Days after the lawsuit was filed, five of Soltan’s relatives in Egypt were forcibly taken by security forces from their homes and jailed until after the U.S. presidential election, and Soltan’s imprisoned father was interrogated before disappearing from their sight entirely, his lawyers said.
Lawmakers noted last week that the Biden administration formally notified Congress of the potential missile sale Feb. 16, just as news emerged that the Egyptian government had raided the homes of six relatives of Soltan and imprisoned three cousins anew. They were later released.
Independent-media reporting attributed to Egyptian government officials has suggested that an internal tug of war over whether to curry favor with the Biden administration or quash political opponents’ hopes may account in part for the government’s treatment of Soltan’s relatives.
Blinken has publicly denounced such arrests.

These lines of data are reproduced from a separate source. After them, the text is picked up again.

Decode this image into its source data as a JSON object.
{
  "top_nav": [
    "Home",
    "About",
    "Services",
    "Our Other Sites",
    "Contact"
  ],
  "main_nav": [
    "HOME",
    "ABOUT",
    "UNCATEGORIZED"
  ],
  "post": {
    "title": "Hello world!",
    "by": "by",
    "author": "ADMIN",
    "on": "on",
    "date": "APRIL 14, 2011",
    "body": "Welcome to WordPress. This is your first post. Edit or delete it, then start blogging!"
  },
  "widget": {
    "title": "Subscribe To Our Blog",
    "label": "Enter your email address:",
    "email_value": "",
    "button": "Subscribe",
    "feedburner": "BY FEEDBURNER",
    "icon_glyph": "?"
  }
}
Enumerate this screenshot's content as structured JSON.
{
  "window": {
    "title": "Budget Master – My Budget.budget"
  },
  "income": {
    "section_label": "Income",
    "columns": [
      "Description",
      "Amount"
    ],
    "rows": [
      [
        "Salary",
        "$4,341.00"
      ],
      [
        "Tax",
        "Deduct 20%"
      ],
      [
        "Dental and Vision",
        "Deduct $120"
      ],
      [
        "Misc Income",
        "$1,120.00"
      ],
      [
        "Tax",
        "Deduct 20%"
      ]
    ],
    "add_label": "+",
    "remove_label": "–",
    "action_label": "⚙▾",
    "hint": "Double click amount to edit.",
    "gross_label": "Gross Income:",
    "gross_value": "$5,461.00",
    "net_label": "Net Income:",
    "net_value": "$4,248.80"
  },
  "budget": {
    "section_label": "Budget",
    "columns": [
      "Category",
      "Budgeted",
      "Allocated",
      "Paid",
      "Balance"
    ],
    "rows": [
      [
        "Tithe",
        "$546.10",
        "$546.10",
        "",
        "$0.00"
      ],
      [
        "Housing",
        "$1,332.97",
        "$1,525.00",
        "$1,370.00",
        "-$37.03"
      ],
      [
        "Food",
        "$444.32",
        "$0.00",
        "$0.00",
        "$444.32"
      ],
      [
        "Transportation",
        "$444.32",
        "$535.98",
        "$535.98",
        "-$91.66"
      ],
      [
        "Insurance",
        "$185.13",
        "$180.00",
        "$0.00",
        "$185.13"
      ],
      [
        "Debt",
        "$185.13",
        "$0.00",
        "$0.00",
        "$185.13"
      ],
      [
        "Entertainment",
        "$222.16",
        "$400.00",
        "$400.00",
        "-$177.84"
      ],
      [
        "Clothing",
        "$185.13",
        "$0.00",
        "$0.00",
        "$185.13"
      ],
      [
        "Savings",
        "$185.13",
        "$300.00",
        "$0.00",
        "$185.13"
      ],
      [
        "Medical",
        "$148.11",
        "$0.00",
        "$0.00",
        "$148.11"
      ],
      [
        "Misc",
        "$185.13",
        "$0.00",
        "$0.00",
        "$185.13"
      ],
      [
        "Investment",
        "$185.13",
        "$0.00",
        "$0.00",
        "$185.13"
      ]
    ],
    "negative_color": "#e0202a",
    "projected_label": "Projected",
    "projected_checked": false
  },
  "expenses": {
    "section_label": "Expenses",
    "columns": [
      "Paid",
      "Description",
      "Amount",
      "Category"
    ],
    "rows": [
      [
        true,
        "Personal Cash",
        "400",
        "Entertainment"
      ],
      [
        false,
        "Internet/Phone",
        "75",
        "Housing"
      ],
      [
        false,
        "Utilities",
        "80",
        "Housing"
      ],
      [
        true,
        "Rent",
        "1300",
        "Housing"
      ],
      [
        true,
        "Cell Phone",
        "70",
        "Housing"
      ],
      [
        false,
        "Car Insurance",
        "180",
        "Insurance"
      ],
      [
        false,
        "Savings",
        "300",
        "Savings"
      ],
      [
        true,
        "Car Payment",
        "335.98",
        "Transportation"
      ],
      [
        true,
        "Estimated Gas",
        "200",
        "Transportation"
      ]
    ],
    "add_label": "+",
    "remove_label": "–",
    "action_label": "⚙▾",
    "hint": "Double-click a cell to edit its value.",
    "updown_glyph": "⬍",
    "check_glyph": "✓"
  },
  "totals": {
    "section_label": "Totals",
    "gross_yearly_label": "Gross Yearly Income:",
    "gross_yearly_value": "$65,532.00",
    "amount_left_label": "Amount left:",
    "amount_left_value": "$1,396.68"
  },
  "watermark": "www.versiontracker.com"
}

The State Department’s annual human rights report, released last week, also condemned the Cairo government for “unlawful or arbitrary killings . . . forced disappearance; torture and cases of cruel, inhuman or degrading treatment or punishment by the government . . . harsh and life-threatening prison conditions; arbitrary detention,” and other injustices.
Still, human rights groups say that the Sissi government under a law ratified by Beblawi has arrested tens of thousands of people for political reasons — among them U.S. citizens such as Mustafa Kassem, 54, who died in prison in January 2020.
It has also targeted relatives in Egypt of political opponents, human rights workers, pro-democracy activists and journalists living abroad, arresting them, banning their travel or interrogating them, activists said.
The Justice Department filing said a July 7 State Department certification, granted at Egypt’s request, of Beblawi’s immunity effective as of Nov. 2, 2014, when he assumed his IMF position, was conclusive and consistent with the president’s constitutional authority, department policy and United Nations agreements, although not dependent on the last.
The department said that given binding diplomatic obligations and long-standing foreign expectations of the United States as host to the United Nations and related entities, “disregarding” the State Department certification of Beblawi’s or any other foreign representative’s “diplomatic status would seriously damage U.S. foreign policy interests.”